▶ WORK ORDER
For the entries below, work out how many lines include the string "inch", then write only that number.

(Items from an interface collection)
BEGIN

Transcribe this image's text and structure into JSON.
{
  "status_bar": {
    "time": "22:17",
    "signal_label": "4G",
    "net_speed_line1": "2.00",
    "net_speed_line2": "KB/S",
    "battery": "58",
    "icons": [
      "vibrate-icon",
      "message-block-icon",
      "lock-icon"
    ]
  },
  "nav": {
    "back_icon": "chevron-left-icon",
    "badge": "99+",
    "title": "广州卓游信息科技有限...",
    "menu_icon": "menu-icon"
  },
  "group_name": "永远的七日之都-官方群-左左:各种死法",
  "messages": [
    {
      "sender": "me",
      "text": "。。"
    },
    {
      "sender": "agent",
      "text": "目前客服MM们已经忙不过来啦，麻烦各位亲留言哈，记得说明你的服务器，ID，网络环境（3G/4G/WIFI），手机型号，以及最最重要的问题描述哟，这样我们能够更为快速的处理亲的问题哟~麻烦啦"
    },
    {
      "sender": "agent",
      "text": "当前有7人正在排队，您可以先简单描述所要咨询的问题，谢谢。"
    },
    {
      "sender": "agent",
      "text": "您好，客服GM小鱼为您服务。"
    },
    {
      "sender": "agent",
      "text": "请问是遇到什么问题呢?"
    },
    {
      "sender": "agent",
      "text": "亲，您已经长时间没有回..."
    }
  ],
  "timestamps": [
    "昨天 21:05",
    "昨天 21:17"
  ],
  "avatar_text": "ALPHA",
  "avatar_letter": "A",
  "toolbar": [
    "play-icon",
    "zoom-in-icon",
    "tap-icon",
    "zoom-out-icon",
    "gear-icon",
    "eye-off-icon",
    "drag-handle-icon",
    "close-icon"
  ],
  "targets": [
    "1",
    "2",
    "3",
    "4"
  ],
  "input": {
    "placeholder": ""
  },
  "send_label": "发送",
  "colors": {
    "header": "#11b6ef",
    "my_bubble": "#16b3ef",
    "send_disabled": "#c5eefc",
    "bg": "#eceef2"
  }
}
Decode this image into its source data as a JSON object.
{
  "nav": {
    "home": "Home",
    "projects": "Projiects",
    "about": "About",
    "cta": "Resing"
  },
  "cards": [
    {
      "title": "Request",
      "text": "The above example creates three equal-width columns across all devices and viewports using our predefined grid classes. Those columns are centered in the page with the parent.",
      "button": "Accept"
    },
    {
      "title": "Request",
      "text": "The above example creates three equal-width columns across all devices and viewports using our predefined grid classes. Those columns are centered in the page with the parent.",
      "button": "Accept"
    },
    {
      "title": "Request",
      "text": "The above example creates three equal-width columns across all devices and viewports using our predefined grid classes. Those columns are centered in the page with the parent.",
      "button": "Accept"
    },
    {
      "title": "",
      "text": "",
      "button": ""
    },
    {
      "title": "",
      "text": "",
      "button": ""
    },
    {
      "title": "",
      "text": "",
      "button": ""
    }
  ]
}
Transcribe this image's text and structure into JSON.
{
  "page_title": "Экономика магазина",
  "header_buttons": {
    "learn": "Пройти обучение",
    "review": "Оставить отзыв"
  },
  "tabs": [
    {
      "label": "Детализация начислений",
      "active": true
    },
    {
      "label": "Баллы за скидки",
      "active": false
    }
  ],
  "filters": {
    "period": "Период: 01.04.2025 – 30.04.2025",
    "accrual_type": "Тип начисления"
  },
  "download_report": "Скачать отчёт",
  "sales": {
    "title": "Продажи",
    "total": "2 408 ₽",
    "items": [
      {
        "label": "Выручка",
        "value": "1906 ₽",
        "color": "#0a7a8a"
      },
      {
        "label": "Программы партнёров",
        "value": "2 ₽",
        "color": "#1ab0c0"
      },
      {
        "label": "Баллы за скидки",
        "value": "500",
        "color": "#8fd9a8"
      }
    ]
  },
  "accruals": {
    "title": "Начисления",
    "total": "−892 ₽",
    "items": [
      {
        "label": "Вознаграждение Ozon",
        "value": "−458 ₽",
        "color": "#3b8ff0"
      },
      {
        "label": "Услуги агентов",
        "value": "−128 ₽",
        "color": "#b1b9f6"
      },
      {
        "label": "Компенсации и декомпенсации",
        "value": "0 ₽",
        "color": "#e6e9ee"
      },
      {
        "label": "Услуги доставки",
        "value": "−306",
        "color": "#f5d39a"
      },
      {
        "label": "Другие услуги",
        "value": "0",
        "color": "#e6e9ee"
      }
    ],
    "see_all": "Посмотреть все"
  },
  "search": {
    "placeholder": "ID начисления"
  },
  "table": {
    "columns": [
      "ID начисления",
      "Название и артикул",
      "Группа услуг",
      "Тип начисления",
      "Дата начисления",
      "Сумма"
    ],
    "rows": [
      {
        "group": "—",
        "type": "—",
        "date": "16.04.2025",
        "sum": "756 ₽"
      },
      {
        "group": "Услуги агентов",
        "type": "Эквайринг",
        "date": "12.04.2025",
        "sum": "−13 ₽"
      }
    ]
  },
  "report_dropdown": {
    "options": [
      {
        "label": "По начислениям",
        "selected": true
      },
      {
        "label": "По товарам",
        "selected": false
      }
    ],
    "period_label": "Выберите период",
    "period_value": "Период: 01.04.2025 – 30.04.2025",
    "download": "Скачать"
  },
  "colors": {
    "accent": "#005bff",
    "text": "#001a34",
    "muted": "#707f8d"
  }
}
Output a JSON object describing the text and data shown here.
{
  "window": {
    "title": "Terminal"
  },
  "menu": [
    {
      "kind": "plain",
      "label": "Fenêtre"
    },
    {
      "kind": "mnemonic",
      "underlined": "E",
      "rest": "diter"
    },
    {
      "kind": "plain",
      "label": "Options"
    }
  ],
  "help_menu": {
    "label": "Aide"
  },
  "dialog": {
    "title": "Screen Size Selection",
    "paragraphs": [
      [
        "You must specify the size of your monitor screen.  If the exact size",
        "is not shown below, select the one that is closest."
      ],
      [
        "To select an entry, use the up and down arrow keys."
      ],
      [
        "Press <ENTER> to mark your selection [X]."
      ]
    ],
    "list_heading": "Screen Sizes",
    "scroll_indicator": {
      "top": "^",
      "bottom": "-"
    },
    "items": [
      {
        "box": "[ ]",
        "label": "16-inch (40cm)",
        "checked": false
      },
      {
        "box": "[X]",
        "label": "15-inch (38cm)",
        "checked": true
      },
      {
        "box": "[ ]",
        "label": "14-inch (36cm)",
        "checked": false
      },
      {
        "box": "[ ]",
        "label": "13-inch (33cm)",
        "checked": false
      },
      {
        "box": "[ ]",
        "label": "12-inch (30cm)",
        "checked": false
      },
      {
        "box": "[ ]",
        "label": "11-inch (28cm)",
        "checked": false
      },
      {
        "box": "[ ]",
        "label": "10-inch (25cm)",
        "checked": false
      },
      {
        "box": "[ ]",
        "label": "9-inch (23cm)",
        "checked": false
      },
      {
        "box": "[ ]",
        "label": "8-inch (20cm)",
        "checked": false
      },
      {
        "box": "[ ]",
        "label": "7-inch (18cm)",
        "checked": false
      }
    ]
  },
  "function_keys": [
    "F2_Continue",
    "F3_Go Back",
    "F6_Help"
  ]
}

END

▶ REPLY TO THE TASK
10